Im Focus: Dresdner scientists print tomorrow’s world

The Fraunhofer IWS Dresden and Technische Universität Dresden inaugurated their jointly operated Center for Additive Manufacturing Dresden (AMCD) with a festive ceremony on February 7, 2017. Scientists from various disciplines perform research on materials, additive manufacturing processes and innovative technologies, which build up components in a layer by layer process. This technology opens up new horizons for component design and combinations of functions. For example during fabrication, electrical conductors and sensors are already able to be additively manufactured into components. They provide information about stress conditions of a product during operation.

The 3D-printing technology, or additive manufacturing as it is often called, has long made the step out of scientific research laboratories into industrial...

Im Focus: Mimicking nature's cellular architectures via 3-D printing

Research offers new level of control over the structure of 3-D printed materials

Nature does amazing things with limited design materials. Grass, for example, can support its own weight, resist strong wind loads, and recover after being...

Im Focus: Three Magnetic States for Each Hole

Nanometer-scale magnetic perforated grids could create new possibilities for computing. Together with international colleagues, scientists from the Helmholtz Zentrum Dresden-Rossendorf (HZDR) have shown how a cobalt grid can be reliably programmed at room temperature. In addition they discovered that for every hole ("antidot") three magnetic states can be configured. The results have been published in the journal "Scientific Reports".

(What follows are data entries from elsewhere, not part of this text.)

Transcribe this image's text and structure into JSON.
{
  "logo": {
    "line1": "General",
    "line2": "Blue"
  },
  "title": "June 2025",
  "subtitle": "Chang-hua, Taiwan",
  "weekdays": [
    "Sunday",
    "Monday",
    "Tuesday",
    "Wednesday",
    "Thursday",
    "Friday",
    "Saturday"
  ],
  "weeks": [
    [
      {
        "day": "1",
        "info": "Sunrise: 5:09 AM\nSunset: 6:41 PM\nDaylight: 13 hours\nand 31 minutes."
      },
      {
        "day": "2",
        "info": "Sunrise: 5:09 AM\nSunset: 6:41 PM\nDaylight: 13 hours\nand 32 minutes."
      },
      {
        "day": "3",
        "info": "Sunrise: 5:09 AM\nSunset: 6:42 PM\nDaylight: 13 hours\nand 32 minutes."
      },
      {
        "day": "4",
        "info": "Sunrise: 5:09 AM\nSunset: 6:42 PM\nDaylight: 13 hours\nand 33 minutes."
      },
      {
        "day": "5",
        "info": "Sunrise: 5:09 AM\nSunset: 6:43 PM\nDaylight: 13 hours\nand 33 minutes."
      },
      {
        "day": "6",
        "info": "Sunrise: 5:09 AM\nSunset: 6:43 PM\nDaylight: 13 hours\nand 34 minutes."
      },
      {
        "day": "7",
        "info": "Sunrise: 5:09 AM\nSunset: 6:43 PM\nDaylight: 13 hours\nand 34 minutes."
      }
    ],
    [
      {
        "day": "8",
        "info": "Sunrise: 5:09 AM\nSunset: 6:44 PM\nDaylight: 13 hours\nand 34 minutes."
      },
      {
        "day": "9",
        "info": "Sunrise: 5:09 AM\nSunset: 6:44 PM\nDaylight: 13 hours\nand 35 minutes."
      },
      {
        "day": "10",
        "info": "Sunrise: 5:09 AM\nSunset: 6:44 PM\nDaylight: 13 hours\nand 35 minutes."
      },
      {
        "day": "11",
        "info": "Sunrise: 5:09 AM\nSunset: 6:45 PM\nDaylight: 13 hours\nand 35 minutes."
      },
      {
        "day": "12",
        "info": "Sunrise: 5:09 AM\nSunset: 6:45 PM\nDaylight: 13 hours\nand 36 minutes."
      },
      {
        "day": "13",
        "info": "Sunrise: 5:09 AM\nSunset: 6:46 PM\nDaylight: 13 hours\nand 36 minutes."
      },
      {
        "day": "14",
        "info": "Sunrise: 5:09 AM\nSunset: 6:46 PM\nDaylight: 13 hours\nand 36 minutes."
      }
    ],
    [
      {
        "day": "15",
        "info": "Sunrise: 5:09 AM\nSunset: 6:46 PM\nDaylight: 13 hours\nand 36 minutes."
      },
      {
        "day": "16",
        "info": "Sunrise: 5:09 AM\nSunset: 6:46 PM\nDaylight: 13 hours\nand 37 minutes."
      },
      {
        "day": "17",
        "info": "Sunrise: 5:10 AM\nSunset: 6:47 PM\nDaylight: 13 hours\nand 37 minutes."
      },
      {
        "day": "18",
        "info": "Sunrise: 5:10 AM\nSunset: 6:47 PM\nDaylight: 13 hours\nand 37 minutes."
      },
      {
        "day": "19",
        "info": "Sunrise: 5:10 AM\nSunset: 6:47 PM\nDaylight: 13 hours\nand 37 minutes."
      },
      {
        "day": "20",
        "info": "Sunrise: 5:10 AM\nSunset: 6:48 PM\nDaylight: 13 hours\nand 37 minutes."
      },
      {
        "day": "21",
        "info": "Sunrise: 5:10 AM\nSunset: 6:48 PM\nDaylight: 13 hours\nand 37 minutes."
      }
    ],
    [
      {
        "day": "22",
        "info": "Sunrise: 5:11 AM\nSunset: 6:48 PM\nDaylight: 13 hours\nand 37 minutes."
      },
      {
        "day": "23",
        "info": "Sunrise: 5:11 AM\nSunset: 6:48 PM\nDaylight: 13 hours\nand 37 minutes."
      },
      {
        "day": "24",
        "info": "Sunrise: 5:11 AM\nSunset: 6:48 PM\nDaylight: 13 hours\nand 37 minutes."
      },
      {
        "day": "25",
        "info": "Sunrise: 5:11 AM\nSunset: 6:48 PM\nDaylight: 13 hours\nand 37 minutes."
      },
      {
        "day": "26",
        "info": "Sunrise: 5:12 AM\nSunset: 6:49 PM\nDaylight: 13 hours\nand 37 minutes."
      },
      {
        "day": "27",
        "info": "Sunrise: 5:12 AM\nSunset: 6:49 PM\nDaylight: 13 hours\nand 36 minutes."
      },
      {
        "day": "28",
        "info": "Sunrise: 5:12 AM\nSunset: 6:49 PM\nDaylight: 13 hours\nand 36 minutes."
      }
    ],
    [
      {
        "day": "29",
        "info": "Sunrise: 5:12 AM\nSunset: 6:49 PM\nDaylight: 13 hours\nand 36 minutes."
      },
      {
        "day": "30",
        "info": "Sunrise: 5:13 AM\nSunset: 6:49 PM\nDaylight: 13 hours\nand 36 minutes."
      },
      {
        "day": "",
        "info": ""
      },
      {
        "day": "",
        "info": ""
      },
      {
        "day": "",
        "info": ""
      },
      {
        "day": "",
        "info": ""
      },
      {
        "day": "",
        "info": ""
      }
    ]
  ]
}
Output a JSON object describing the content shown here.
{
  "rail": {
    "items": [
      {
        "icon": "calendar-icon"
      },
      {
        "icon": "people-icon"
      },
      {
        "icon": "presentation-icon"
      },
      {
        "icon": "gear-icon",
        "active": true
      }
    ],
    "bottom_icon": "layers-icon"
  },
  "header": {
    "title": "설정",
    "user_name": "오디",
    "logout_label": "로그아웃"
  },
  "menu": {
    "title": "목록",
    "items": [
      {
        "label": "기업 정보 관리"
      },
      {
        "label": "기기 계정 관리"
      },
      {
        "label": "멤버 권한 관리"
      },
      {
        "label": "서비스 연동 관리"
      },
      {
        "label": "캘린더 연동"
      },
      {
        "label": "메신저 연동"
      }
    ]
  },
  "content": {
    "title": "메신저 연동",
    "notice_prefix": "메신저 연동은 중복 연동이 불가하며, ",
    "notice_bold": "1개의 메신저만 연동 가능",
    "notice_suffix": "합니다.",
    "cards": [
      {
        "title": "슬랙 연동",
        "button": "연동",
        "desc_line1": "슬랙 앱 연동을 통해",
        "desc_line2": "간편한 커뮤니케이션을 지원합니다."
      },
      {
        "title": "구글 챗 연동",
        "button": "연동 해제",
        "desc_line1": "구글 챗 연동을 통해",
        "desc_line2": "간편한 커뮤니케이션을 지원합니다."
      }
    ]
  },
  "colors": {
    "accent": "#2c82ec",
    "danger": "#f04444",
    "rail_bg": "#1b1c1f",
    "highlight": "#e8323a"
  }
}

Physicist Dr. Rantej Bali from the HZDR, together with scientists from Singapore and Australia, designed a special grid structure in a thin layer of cobalt in...

All Focus news of the innovation-report >>>

Anzeige

Anzeige

Event News

Booth and panel discussion – The Lindau Nobel Laureate Meetings at the AAAS 2017 Annual Meeting

13.02.2017 | Event News

Complex Loading versus Hidden Reserves

10.02.2017 | Event News

International Conference on Crystal Growth in Freiburg

09.02.2017 | Event News

 
Latest News

Stingless bees have their nests protected by soldiers

24.02.2017 | Life Sciences

New risk factors for anxiety disorders

24.02.2017 | Life Sciences

MWC 2017: 5G Capital Berlin

24.02.2017 | Trade Fair News

VideoLinks
B2B-VideoLinks
More VideoLinks >>>